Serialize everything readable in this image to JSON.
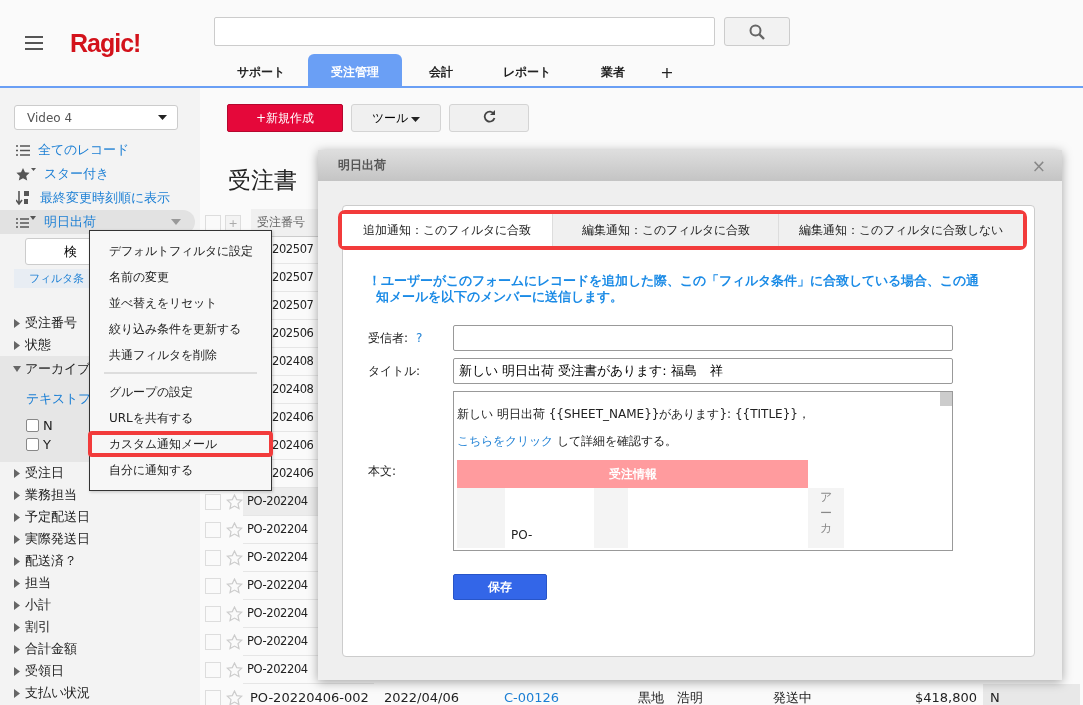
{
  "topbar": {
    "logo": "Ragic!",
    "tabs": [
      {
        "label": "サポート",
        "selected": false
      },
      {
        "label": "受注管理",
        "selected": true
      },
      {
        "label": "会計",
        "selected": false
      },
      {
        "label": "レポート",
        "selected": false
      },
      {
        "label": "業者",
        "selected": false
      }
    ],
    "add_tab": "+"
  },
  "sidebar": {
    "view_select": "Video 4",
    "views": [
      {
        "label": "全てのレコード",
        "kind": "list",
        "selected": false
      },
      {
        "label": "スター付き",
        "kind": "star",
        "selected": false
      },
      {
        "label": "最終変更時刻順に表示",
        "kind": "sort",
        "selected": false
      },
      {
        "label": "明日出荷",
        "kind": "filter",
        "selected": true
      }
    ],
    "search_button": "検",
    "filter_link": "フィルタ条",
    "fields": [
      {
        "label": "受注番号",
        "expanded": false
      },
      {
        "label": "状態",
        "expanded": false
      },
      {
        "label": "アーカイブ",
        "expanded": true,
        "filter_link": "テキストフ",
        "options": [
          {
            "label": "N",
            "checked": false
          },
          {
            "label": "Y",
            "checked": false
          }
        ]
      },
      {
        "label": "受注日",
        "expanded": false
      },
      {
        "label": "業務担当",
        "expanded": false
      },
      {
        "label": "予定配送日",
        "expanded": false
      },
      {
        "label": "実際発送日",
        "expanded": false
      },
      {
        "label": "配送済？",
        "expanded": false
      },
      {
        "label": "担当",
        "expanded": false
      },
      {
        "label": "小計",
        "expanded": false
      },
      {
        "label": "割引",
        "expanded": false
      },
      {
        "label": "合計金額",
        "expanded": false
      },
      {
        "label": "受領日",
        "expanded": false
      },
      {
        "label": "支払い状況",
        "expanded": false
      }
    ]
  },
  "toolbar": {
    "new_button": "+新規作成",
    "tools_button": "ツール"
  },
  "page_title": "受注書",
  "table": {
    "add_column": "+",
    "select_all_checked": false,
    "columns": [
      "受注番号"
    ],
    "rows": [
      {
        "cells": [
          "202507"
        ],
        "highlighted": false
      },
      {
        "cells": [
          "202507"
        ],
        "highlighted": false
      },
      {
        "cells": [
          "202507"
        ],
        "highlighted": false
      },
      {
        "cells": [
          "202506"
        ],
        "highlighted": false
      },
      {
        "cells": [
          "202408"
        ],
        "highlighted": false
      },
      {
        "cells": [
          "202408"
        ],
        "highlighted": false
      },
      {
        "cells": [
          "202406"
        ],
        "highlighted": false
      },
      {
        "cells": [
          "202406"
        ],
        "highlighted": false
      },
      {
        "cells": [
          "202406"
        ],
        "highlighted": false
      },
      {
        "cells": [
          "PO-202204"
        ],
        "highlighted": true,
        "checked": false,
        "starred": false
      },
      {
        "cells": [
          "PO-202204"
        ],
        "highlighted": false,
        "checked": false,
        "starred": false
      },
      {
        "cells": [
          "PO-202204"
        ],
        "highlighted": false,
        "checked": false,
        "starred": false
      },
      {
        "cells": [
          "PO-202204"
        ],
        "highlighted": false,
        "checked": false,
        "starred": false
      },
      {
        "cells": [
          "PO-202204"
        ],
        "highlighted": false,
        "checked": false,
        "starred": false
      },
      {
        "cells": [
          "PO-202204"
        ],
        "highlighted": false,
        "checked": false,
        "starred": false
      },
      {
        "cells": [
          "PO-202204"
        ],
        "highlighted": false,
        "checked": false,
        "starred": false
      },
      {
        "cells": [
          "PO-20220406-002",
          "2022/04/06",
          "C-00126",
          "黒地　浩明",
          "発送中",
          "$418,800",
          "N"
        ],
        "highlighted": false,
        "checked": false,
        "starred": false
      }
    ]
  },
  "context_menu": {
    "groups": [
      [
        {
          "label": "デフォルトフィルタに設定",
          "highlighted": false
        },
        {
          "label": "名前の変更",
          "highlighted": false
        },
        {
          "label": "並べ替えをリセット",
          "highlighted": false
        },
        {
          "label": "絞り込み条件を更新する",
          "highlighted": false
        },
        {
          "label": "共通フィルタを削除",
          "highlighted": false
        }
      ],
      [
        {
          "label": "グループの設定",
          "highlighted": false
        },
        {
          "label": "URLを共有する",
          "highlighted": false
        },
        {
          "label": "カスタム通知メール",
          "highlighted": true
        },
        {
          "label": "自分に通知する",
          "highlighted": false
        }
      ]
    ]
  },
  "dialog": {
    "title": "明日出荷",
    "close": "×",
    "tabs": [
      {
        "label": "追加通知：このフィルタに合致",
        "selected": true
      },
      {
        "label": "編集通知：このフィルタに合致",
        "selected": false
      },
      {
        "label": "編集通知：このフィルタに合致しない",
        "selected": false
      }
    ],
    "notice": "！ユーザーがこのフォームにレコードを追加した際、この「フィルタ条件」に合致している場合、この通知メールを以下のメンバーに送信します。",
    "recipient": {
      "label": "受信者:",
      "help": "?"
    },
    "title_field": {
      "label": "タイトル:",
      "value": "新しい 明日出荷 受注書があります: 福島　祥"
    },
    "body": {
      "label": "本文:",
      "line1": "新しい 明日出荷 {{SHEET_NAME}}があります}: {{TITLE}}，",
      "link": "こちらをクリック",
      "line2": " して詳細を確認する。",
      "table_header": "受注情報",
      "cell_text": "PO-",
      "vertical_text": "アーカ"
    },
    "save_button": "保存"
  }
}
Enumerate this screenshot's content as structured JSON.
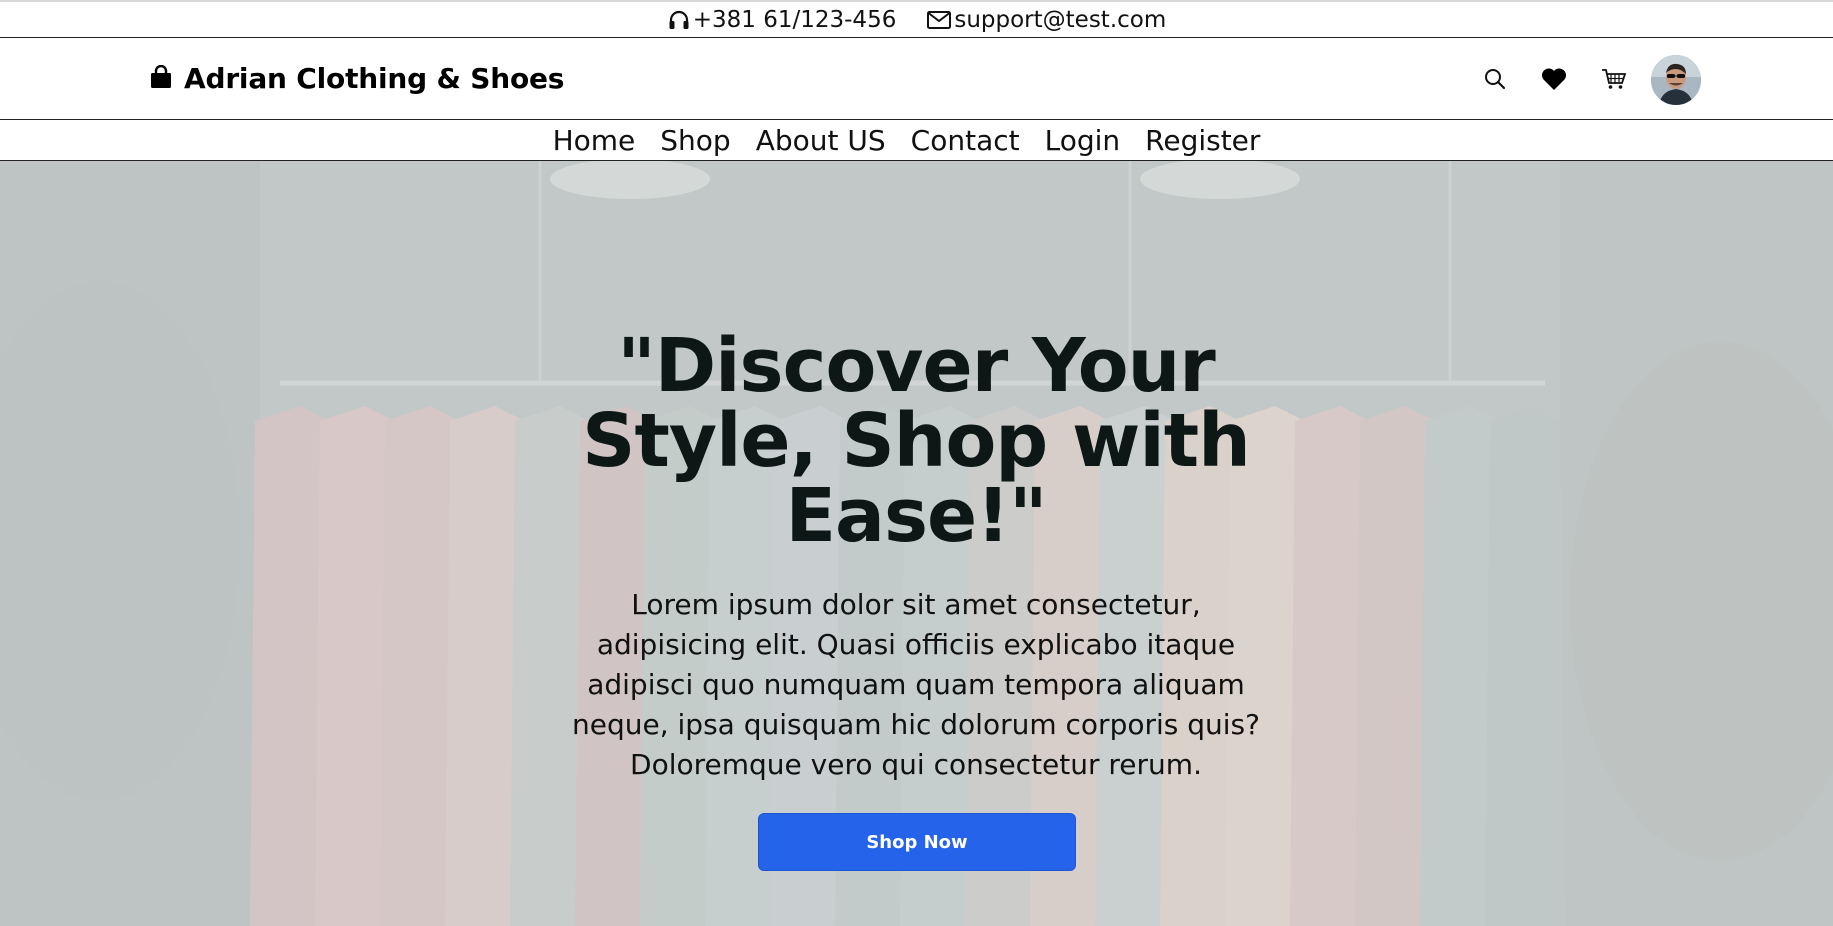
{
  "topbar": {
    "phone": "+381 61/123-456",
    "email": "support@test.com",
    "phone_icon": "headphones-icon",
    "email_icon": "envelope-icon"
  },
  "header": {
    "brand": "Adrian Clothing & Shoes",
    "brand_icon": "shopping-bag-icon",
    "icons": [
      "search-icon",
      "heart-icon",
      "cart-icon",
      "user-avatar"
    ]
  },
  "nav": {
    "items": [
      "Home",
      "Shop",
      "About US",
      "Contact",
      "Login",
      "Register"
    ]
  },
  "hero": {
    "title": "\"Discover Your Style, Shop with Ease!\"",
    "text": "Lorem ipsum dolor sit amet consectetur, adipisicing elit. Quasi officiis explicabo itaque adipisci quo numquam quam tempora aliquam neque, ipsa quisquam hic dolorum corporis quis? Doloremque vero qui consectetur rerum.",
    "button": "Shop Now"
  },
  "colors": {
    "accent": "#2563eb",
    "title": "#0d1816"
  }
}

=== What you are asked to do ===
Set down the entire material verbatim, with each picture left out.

=== Completed task ===
Serialize everything readable in this image to JSON.
{
  "topbar": {
    "logo": "Ragic!",
    "tabs": [
      {
        "label": "サポート",
        "selected": false
      },
      {
        "label": "受注管理",
        "selected": true
      },
      {
        "label": "会計",
        "selected": false
      },
      {
        "label": "レポート",
        "selected": false
      },
      {
        "label": "業者",
        "selected": false
      }
    ],
    "add_tab": "+"
  },
  "sidebar": {
    "view_select": "Video 4",
    "views": [
      {
        "label": "全てのレコード",
        "kind": "list",
        "selected": false
      },
      {
        "label": "スター付き",
        "kind": "star",
        "selected": false
      },
      {
        "label": "最終変更時刻順に表示",
        "kind": "sort",
        "selected": false
      },
      {
        "label": "明日出荷",
        "kind": "filter",
        "selected": true
      }
    ],
    "search_button": "検",
    "filter_link": "フィルタ条",
    "fields": [
      {
        "label": "受注番号",
        "expanded": false
      },
      {
        "label": "状態",
        "expanded": false
      },
      {
        "label": "アーカイブ",
        "expanded": true,
        "filter_link": "テキストフ",
        "options": [
          {
            "label": "N",
            "checked": false
          },
          {
            "label": "Y",
            "checked": false
          }
        ]
      },
      {
        "label": "受注日",
        "expanded": false
      },
      {
        "label": "業務担当",
        "expanded": false
      },
      {
        "label": "予定配送日",
        "expanded": false
      },
      {
        "label": "実際発送日",
        "expanded": false
      },
      {
        "label": "配送済？",
        "expanded": false
      },
      {
        "label": "担当",
        "expanded": false
      },
      {
        "label": "小計",
        "expanded": false
      },
      {
        "label": "割引",
        "expanded": false
      },
      {
        "label": "合計金額",
        "expanded": false
      },
      {
        "label": "受領日",
        "expanded": false
      },
      {
        "label": "支払い状況",
        "expanded": false
      }
    ]
  },
  "toolbar": {
    "new_button": "+新規作成",
    "tools_button": "ツール"
  },
  "page_title": "受注書",
  "table": {
    "add_column": "+",
    "select_all_checked": false,
    "columns": [
      "受注番号"
    ],
    "rows": [
      {
        "cells": [
          "202507"
        ],
        "highlighted": false
      },
      {
        "cells": [
          "202507"
        ],
        "highlighted": false
      },
      {
        "cells": [
          "202507"
        ],
        "highlighted": false
      },
      {
        "cells": [
          "202506"
        ],
        "highlighted": false
      },
      {
        "cells": [
          "202408"
        ],
        "highlighted": false
      },
      {
        "cells": [
          "202408"
        ],
        "highlighted": false
      },
      {
        "cells": [
          "202406"
        ],
        "highlighted": false
      },
      {
        "cells": [
          "202406"
        ],
        "highlighted": false
      },
      {
        "cells": [
          "202406"
        ],
        "highlighted": false
      },
      {
        "cells": [
          "PO-202204"
        ],
        "highlighted": true,
        "checked": false,
        "starred": false
      },
      {
        "cells": [
          "PO-202204"
        ],
        "highlighted": false,
        "checked": false,
        "starred": false
      },
      {
        "cells": [
          "PO-202204"
        ],
        "highlighted": false,
        "checked": false,
        "starred": false
      },
      {
        "cells": [
          "PO-202204"
        ],
        "highlighted": false,
        "checked": false,
        "starred": false
      },
      {
        "cells": [
          "PO-202204"
        ],
        "highlighted": false,
        "checked": false,
        "starred": false
      },
      {
        "cells": [
          "PO-202204"
        ],
        "highlighted": false,
        "checked": false,
        "starred": false
      },
      {
        "cells": [
          "PO-202204"
        ],
        "highlighted": false,
        "checked": false,
        "starred": false
      },
      {
        "cells": [
          "PO-20220406-002",
          "2022/04/06",
          "C-00126",
          "黒地　浩明",
          "発送中",
          "$418,800",
          "N"
        ],
        "highlighted": false,
        "checked": false,
        "starred": false
      }
    ]
  },
  "context_menu": {
    "groups": [
      [
        {
          "label": "デフォルトフィルタに設定",
          "highlighted": false
        },
        {
          "label": "名前の変更",
          "highlighted": false
        },
        {
          "label": "並べ替えをリセット",
          "highlighted": false
        },
        {
          "label": "絞り込み条件を更新する",
          "highlighted": false
        },
        {
          "label": "共通フィルタを削除",
          "highlighted": false
        }
      ],
      [
        {
          "label": "グループの設定",
          "highlighted": false
        },
        {
          "label": "URLを共有する",
          "highlighted": false
        },
        {
          "label": "カスタム通知メール",
          "highlighted": true
        },
        {
          "label": "自分に通知する",
          "highlighted": false
        }
      ]
    ]
  },
  "dialog": {
    "title": "明日出荷",
    "close": "×",
    "tabs": [
      {
        "label": "追加通知：このフィルタに合致",
        "selected": true
      },
      {
        "label": "編集通知：このフィルタに合致",
        "selected": false
      },
      {
        "label": "編集通知：このフィルタに合致しない",
        "selected": false
      }
    ],
    "notice": "！ユーザーがこのフォームにレコードを追加した際、この「フィルタ条件」に合致している場合、この通知メールを以下のメンバーに送信します。",
    "recipient": {
      "label": "受信者:",
      "help": "?"
    },
    "title_field": {
      "label": "タイトル:",
      "value": "新しい 明日出荷 受注書があります: 福島　祥"
    },
    "body": {
      "label": "本文:",
      "line1": "新しい 明日出荷 {{SHEET_NAME}}があります}: {{TITLE}}，",
      "link": "こちらをクリック",
      "line2": " して詳細を確認する。",
      "table_header": "受注情報",
      "cell_text": "PO-",
      "vertical_text": "アーカ"
    },
    "save_button": "保存"
  }
}
Enumerate this screenshot's content as structured JSON.
{
  "topbar": {
    "phone": "+381 61/123-456",
    "email": "support@test.com",
    "phone_icon": "headphones-icon",
    "email_icon": "envelope-icon"
  },
  "header": {
    "brand": "Adrian Clothing & Shoes",
    "brand_icon": "shopping-bag-icon",
    "icons": [
      "search-icon",
      "heart-icon",
      "cart-icon",
      "user-avatar"
    ]
  },
  "nav": {
    "items": [
      "Home",
      "Shop",
      "About US",
      "Contact",
      "Login",
      "Register"
    ]
  },
  "hero": {
    "title": "\"Discover Your Style, Shop with Ease!\"",
    "text": "Lorem ipsum dolor sit amet consectetur, adipisicing elit. Quasi officiis explicabo itaque adipisci quo numquam quam tempora aliquam neque, ipsa quisquam hic dolorum corporis quis? Doloremque vero qui consectetur rerum.",
    "button": "Shop Now"
  },
  "colors": {
    "accent": "#2563eb",
    "title": "#0d1816"
  }
}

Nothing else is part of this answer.